Prompt :: Please write out the data exactly, line by line.

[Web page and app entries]
---------------

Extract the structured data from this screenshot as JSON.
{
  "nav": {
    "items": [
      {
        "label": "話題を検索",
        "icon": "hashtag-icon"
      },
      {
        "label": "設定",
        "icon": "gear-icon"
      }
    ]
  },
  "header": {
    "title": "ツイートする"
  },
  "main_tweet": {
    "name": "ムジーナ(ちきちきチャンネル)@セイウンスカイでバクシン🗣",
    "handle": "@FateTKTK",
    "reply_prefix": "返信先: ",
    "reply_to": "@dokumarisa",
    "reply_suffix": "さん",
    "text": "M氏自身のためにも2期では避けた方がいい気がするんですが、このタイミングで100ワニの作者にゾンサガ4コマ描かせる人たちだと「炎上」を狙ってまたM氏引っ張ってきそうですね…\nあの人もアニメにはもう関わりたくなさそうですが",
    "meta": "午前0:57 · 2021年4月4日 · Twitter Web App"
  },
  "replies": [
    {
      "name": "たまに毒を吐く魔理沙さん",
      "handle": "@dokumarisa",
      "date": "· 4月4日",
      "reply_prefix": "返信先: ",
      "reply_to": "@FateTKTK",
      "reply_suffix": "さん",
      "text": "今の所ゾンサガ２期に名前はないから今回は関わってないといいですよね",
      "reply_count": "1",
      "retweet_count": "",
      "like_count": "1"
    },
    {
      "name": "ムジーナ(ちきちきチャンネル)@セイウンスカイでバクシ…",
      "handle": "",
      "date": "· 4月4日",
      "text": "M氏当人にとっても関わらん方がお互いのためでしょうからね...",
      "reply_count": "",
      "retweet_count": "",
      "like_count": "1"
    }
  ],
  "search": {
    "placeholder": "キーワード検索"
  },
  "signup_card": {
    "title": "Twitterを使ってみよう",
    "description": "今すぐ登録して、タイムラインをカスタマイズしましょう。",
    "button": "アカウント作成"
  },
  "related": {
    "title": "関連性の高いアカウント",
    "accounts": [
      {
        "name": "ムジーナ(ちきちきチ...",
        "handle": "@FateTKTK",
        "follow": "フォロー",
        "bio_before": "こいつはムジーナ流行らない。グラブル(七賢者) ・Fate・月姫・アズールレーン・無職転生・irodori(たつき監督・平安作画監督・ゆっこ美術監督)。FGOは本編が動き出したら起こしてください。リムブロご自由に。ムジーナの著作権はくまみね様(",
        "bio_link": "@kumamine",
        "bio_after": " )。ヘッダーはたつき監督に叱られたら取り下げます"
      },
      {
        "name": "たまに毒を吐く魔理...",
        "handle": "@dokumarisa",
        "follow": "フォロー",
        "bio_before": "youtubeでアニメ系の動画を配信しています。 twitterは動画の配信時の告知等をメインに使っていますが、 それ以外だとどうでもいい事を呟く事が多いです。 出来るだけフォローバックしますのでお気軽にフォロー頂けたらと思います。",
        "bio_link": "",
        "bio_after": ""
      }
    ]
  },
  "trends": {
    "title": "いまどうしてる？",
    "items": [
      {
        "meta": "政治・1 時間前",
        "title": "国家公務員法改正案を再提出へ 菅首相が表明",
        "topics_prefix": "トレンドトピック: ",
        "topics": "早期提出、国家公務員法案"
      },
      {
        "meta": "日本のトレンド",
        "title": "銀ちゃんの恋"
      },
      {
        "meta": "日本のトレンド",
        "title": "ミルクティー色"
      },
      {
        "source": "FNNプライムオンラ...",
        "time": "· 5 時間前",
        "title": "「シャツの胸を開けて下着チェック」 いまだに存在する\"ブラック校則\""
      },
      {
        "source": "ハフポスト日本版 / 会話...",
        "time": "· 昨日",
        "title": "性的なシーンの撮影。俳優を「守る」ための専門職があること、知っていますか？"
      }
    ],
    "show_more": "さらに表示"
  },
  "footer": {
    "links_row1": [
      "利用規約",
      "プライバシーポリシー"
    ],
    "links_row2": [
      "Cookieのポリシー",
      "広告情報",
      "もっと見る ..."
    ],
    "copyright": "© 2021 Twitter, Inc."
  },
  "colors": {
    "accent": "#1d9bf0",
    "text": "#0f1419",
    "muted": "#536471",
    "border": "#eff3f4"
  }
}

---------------

Response below ::
Extract the structured data from this screenshot as JSON.
{
  "nav": {
    "items": [
      {
        "label": "話題を検索",
        "icon": "hashtag-icon"
      },
      {
        "label": "設定",
        "icon": "gear-icon"
      }
    ]
  },
  "header": {
    "title": "ツイートする"
  },
  "main_tweet": {
    "name": "ムジーナ(ちきちきチャンネル)@セイウンスカイでバクシン🗣",
    "handle": "@FateTKTK",
    "reply_prefix": "返信先: ",
    "reply_to": "@dokumarisa",
    "reply_suffix": "さん",
    "text": "M氏自身のためにも2期では避けた方がいい気がするんですが、このタイミングで100ワニの作者にゾンサガ4コマ描かせる人たちだと「炎上」を狙ってまたM氏引っ張ってきそうですね…\nあの人もアニメにはもう関わりたくなさそうですが",
    "meta": "午前0:57 · 2021年4月4日 · Twitter Web App"
  },
  "replies": [
    {
      "name": "たまに毒を吐く魔理沙さん",
      "handle": "@dokumarisa",
      "date": "· 4月4日",
      "reply_prefix": "返信先: ",
      "reply_to": "@FateTKTK",
      "reply_suffix": "さん",
      "text": "今の所ゾンサガ２期に名前はないから今回は関わってないといいですよね",
      "reply_count": "1",
      "retweet_count": "",
      "like_count": "1"
    },
    {
      "name": "ムジーナ(ちきちきチャンネル)@セイウンスカイでバクシ…",
      "handle": "",
      "date": "· 4月4日",
      "text": "M氏当人にとっても関わらん方がお互いのためでしょうからね...",
      "reply_count": "",
      "retweet_count": "",
      "like_count": "1"
    }
  ],
  "search": {
    "placeholder": "キーワード検索"
  },
  "signup_card": {
    "title": "Twitterを使ってみよう",
    "description": "今すぐ登録して、タイムラインをカスタマイズしましょう。",
    "button": "アカウント作成"
  },
  "related": {
    "title": "関連性の高いアカウント",
    "accounts": [
      {
        "name": "ムジーナ(ちきちきチ...",
        "handle": "@FateTKTK",
        "follow": "フォロー",
        "bio_before": "こいつはムジーナ流行らない。グラブル(七賢者) ・Fate・月姫・アズールレーン・無職転生・irodori(たつき監督・平安作画監督・ゆっこ美術監督)。FGOは本編が動き出したら起こしてください。リムブロご自由に。ムジーナの著作権はくまみね様(",
        "bio_link": "@kumamine",
        "bio_after": " )。ヘッダーはたつき監督に叱られたら取り下げます"
      },
      {
        "name": "たまに毒を吐く魔理...",
        "handle": "@dokumarisa",
        "follow": "フォロー",
        "bio_before": "youtubeでアニメ系の動画を配信しています。 twitterは動画の配信時の告知等をメインに使っていますが、 それ以外だとどうでもいい事を呟く事が多いです。 出来るだけフォローバックしますのでお気軽にフォロー頂けたらと思います。",
        "bio_link": "",
        "bio_after": ""
      }
    ]
  },
  "trends": {
    "title": "いまどうしてる？",
    "items": [
      {
        "meta": "政治・1 時間前",
        "title": "国家公務員法改正案を再提出へ 菅首相が表明",
        "topics_prefix": "トレンドトピック: ",
        "topics": "早期提出、国家公務員法案"
      },
      {
        "meta": "日本のトレンド",
        "title": "銀ちゃんの恋"
      },
      {
        "meta": "日本のトレンド",
        "title": "ミルクティー色"
      },
      {
        "source": "FNNプライムオンラ...",
        "time": "· 5 時間前",
        "title": "「シャツの胸を開けて下着チェック」 いまだに存在する\"ブラック校則\""
      },
      {
        "source": "ハフポスト日本版 / 会話...",
        "time": "· 昨日",
        "title": "性的なシーンの撮影。俳優を「守る」ための専門職があること、知っていますか？"
      }
    ],
    "show_more": "さらに表示"
  },
  "footer": {
    "links_row1": [
      "利用規約",
      "プライバシーポリシー"
    ],
    "links_row2": [
      "Cookieのポリシー",
      "広告情報",
      "もっと見る ..."
    ],
    "copyright": "© 2021 Twitter, Inc."
  },
  "colors": {
    "accent": "#1d9bf0",
    "text": "#0f1419",
    "muted": "#536471",
    "border": "#eff3f4"
  }
}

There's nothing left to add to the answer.